Dataset rows describing interfaces:
--------

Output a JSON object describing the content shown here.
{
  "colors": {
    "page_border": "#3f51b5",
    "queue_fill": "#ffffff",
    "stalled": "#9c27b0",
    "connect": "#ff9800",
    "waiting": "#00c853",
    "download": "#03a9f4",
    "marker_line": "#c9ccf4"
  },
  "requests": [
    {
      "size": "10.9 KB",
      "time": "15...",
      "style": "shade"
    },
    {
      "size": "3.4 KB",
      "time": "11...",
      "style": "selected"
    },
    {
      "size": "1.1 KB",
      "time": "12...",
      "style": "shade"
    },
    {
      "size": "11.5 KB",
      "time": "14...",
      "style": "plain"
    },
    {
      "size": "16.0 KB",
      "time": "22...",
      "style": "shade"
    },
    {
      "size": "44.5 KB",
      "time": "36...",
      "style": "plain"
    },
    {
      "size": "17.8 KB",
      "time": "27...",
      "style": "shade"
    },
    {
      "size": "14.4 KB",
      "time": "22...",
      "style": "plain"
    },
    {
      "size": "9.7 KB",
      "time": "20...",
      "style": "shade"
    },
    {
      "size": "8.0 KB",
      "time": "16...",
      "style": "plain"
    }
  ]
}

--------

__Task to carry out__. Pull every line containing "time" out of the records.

__Expected answer__.
      "time": "15...",
      "time": "11...",
      "time": "12...",
      "time": "14...",
      "time": "22...",
      "time": "36...",
      "time": "27...",
      "time": "22...",
      "time": "20...",
      "time": "16...",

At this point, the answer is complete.